Guadeloupe and Martinique are used to dengue fever, transmitted by native mosquitoes
but chikungunya appeared in the French West Indies territories at the end of last year.
The virus is rarely fatal in itself but it is serious, bringing high fevers, severe joint pain and extreme fatigue.
At least 33 people have died so far – most of them elderly people whose fragile condition was worsened by the virus.
Over 13 per cent of the population of the two islands, about 100,000 people, have sought medical care.
A study of infection rates is underway, to see how many people actually carry the virus, or who are immune – because you can get chikungunya multiple times.
The health minister will meet with local health officials and review what is being put in place to treat people and track the epidemic – this at a time when the islands are expected to see an increase in visitors.
Some 400,000 people from Guadeloupe and Martinique live in mainland France and many are headed to the islands for the summer holidays
The risk is that they may bring it back with them when they leave.
The tiger mosquito, which transmits the virus, has been found in 18 French departments.

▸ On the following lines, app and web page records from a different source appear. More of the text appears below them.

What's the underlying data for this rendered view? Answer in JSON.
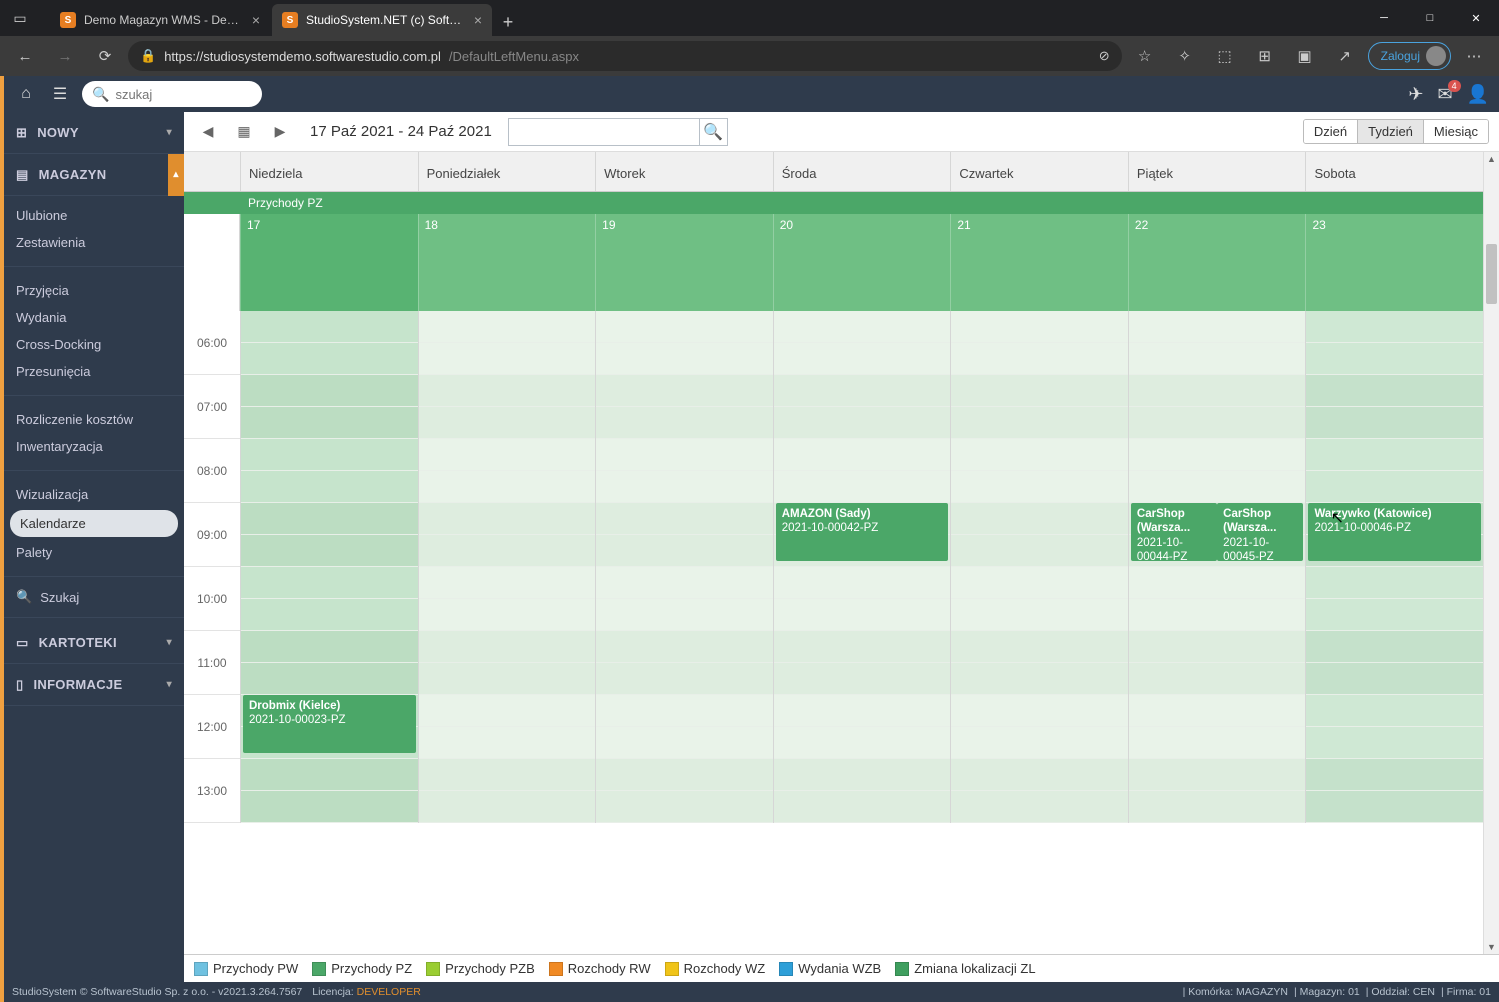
{
  "browser": {
    "tabs": [
      {
        "label": "Demo Magazyn WMS - Demo o",
        "active": false
      },
      {
        "label": "StudioSystem.NET (c) SoftwareSt",
        "active": true
      }
    ],
    "url_host": "https://studiosystemdemo.softwarestudio.com.pl",
    "url_path": "/DefaultLeftMenu.aspx",
    "login": "Zaloguj"
  },
  "topbar": {
    "search_placeholder": "szukaj",
    "mail_badge": "4"
  },
  "sidebar": {
    "new": "NOWY",
    "sections": {
      "magazyn": "MAGAZYN",
      "kartoteki": "KARTOTEKI",
      "informacje": "INFORMACJE"
    },
    "groups": [
      [
        "Ulubione",
        "Zestawienia"
      ],
      [
        "Przyjęcia",
        "Wydania",
        "Cross-Docking",
        "Przesunięcia"
      ],
      [
        "Rozliczenie kosztów",
        "Inwentaryzacja"
      ],
      [
        "Wizualizacja",
        "Kalendarze",
        "Palety"
      ]
    ],
    "active_item": "Kalendarze",
    "szukaj": "Szukaj"
  },
  "toolbar": {
    "range": "17 Paź 2021 - 24 Paź 2021",
    "views": {
      "day": "Dzień",
      "week": "Tydzień",
      "month": "Miesiąc"
    }
  },
  "calendar": {
    "banner": "Przychody PZ",
    "days": [
      "Niedziela",
      "Poniedziałek",
      "Wtorek",
      "Środa",
      "Czwartek",
      "Piątek",
      "Sobota"
    ],
    "dates": [
      "17",
      "18",
      "19",
      "20",
      "21",
      "22",
      "23"
    ],
    "hours": [
      "06:00",
      "07:00",
      "08:00",
      "09:00",
      "10:00",
      "11:00",
      "12:00",
      "13:00"
    ],
    "events": [
      {
        "day": 0,
        "hour_idx": 6,
        "span": 1,
        "title": "Drobmix (Kielce)",
        "code": "2021-10-00023-PZ"
      },
      {
        "day": 3,
        "hour_idx": 3,
        "span": 1,
        "title": "AMAZON (Sady)",
        "code": "2021-10-00042-PZ"
      },
      {
        "day": 5,
        "hour_idx": 3,
        "span": 1,
        "half": "l",
        "title": "CarShop (Warsza...",
        "code": "2021-10-00044-PZ"
      },
      {
        "day": 5,
        "hour_idx": 3,
        "span": 1,
        "half": "r",
        "title": "CarShop (Warsza...",
        "code": "2021-10-00045-PZ"
      },
      {
        "day": 6,
        "hour_idx": 3,
        "span": 1,
        "title": "Warzywko (Katowice)",
        "code": "2021-10-00046-PZ"
      }
    ]
  },
  "legend": [
    {
      "label": "Przychody PW",
      "color": "#6fc1e0"
    },
    {
      "label": "Przychody PZ",
      "color": "#4ba768"
    },
    {
      "label": "Przychody PZB",
      "color": "#9acd32"
    },
    {
      "label": "Rozchody RW",
      "color": "#f08a24"
    },
    {
      "label": "Rozchody WZ",
      "color": "#f0c419"
    },
    {
      "label": "Wydania WZB",
      "color": "#2e9fd8"
    },
    {
      "label": "Zmiana lokalizacji ZL",
      "color": "#3f9f5f"
    }
  ],
  "statusbar": {
    "left": "StudioSystem © SoftwareStudio Sp. z o.o. - v2021.3.264.7567",
    "lic_lbl": "Licencja:",
    "lic_val": "DEVELOPER",
    "right": [
      "Komórka: MAGAZYN",
      "Magazyn: 01",
      "Oddział: CEN",
      "Firma: 01"
    ]
  }
}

So far there have been no reported cases of chikungunya contracted in mainland France.